How atheists are forced to attend chapel in military training
When I was in military basic training, I was not forced to go to chapel. I though was required to clean the barracks with the other "heathens" while those who went to chapel didn't. Of course they had a right to go to chapel, but they should have been required to help clean the barracks afterwards or us non-religious, humanists, atheists etc should have had our own time off to read books by Kurt Vonnegut, Bertrand Russell or other humanist authors.
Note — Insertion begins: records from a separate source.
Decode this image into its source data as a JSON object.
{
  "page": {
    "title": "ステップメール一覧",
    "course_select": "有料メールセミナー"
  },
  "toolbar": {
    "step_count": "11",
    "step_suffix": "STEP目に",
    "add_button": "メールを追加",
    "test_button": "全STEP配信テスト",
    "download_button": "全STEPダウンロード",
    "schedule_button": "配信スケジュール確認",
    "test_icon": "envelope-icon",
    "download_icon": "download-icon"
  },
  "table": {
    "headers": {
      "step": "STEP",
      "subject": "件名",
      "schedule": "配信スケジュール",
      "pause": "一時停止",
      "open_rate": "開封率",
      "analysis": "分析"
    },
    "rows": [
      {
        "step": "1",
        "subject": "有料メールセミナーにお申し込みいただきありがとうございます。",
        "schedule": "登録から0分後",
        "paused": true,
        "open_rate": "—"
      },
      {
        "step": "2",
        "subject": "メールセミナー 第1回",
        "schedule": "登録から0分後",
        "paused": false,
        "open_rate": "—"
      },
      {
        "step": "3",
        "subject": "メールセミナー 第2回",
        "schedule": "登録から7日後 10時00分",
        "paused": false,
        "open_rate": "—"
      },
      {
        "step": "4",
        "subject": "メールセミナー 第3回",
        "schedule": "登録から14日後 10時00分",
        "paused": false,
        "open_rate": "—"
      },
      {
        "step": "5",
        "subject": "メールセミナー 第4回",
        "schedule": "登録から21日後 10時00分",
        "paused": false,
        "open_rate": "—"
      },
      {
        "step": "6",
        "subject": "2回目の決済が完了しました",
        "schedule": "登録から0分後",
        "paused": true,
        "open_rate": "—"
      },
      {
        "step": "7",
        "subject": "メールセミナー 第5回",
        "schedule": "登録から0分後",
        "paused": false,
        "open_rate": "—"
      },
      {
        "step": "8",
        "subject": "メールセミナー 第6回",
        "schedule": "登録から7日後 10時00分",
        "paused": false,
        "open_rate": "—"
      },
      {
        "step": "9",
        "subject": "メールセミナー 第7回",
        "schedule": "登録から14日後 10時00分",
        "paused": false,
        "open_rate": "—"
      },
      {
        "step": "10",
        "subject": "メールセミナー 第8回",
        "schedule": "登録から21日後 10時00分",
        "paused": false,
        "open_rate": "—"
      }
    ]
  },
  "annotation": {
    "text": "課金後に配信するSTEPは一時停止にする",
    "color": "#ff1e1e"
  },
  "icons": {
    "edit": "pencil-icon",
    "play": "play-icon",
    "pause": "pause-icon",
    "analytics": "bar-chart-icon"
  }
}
Well, some atheists in the military were heavily pressured or required to attend chapel while in basic training. Just like coaches pushing their religion on athletes in public schools, there are drill sergeants doing the same with recruits, but recruits have even less ability to stand up for their rights. In basic training, a drill sergeant is quite literally, at least a demi-god.
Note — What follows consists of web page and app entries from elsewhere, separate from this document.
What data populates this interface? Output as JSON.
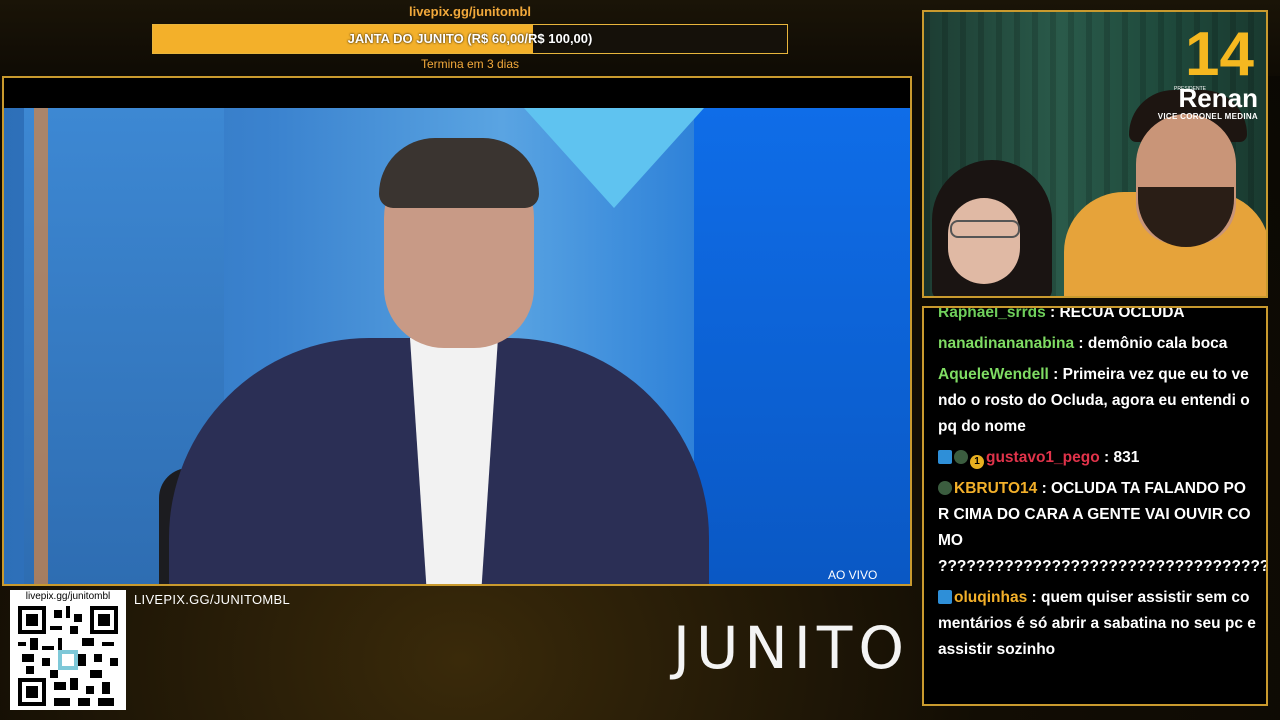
{
  "goal": {
    "url": "livepix.gg/junitombl",
    "label": "JANTA DO JUNITO (R$ 60,00/R$ 100,00)",
    "progress_fraction": 0.6,
    "ends": "Termina em 3 dias"
  },
  "video": {
    "live_label": "AO VIVO"
  },
  "qr": {
    "label": "livepix.gg/junitombl"
  },
  "caption": "LIVEPIX.GG/JUNITOMBL",
  "brand": "JUNITO",
  "webcam": {
    "number": "14",
    "presidente": "PRESIDENTE",
    "name": "Renan",
    "vice": "VICE CORONEL MEDINA"
  },
  "chat": {
    "messages": [
      {
        "user": "Raphael_srrds",
        "user_color": "#6fcf5b",
        "text": "RECUA OCLUDA",
        "badges": []
      },
      {
        "user": "nanadinananabina",
        "user_color": "#7fdc63",
        "text": "demônio cala boca",
        "badges": []
      },
      {
        "user": "AqueleWendell",
        "user_color": "#7fdc63",
        "text": "Primeira vez que eu to vendo o rosto do Ocluda, agora eu entendi o pq do nome",
        "badges": []
      },
      {
        "user": "gustavo1_pego",
        "user_color": "#e0334a",
        "text": "831",
        "badges": [
          "prime-icon",
          "sub-icon",
          "bits-icon"
        ],
        "bits_badge": "1"
      },
      {
        "user": "KBRUTO14",
        "user_color": "#f3b02a",
        "text": "OCLUDA TA FALANDO POR CIMA DO CARA A GENTE VAI OUVIR COMO ????????????????????????????????????????????????????????????????",
        "badges": [
          "sub-icon"
        ]
      },
      {
        "user": "oluqinhas",
        "user_color": "#f3b02a",
        "text": "quem quiser assistir sem comentários é só abrir a sabatina no seu pc e assistir sozinho",
        "badges": [
          "prime-icon"
        ]
      }
    ]
  }
}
Justin Griffith is the military director of American Atheists. He relays his experience as a young recruit at basic training. Unfortunately, his experience is all too common. It seems my own experience was rather mild compared to many other atheists in the military. I guess it depends on how evangelical in their religion, your drill sergeants and officers above you, are in fact. He writes of being in in an assembly early in basic where different lines were being formed, for those of differing religions:
I looked for the “not attending church” line, but could not find it. I was instead ordered to line up in the non-denominational line.
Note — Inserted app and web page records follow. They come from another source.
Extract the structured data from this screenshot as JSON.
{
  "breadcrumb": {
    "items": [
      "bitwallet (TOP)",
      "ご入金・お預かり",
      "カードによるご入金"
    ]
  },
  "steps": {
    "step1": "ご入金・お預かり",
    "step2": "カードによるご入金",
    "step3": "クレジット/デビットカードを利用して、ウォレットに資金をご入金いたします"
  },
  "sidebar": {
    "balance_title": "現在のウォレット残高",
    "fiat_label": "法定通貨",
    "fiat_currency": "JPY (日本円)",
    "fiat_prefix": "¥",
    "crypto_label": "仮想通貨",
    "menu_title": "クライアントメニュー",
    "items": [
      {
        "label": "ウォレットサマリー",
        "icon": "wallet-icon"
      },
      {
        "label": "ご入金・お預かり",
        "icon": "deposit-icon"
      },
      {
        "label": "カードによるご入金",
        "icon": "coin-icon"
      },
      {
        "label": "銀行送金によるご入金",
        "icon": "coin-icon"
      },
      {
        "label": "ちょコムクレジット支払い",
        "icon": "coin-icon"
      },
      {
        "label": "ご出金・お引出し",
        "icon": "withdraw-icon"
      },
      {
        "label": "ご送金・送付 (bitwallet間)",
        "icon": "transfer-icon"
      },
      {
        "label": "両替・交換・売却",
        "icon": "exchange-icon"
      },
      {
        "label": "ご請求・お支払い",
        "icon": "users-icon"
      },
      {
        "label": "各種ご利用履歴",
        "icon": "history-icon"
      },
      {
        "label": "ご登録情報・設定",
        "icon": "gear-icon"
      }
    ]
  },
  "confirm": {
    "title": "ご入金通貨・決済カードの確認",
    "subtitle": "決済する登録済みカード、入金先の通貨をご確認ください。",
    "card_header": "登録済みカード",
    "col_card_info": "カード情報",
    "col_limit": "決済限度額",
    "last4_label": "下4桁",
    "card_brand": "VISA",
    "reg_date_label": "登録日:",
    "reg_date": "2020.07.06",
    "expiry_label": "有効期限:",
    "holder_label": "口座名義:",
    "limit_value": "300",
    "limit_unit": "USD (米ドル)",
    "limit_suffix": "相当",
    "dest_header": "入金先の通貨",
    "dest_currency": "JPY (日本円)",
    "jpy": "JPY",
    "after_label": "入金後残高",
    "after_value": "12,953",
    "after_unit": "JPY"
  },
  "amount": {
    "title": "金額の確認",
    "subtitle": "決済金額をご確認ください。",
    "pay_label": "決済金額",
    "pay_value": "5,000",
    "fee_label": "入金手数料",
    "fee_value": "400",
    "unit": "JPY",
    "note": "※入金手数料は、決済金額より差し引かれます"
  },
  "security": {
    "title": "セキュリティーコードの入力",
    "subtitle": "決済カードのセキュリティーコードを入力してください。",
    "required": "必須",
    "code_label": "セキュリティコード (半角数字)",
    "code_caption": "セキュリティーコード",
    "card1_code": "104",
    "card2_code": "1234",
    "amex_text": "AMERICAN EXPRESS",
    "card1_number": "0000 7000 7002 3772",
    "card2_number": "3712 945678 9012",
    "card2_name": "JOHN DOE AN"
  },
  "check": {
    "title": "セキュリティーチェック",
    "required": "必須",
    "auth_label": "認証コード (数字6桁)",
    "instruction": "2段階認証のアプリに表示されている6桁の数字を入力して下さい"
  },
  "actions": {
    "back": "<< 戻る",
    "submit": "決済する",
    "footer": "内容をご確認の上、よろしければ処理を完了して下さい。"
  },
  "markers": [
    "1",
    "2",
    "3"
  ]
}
I sounded off, “Sir, This Recruit requests permission to not attend church services, Sir!”
Another platoon’s Drill Instructor interrogated and berated me for quite some time as I continued to respond with that phrase. Finally he gave in and took me back to the barracks where my Drill Instructor did the same. Eventually he too gave in and put me to work cleaning different areas of the barracks.
My Senior Drill Instructor (a church choir singer and devout christian) was then informed. He attempted the interrogation and berating, having the same effect. Later he had both a private and a public “Hats off” more polite conversation urging me to attend church services. Again I sounded off with the phrase that became my mantra. ”Sir, This Recruit requests permission to not attend church services, Sir!” He then seemed to want nothing to do with me since I wouldn’t “Do this for him.”
At least he stopped trying to force me to go.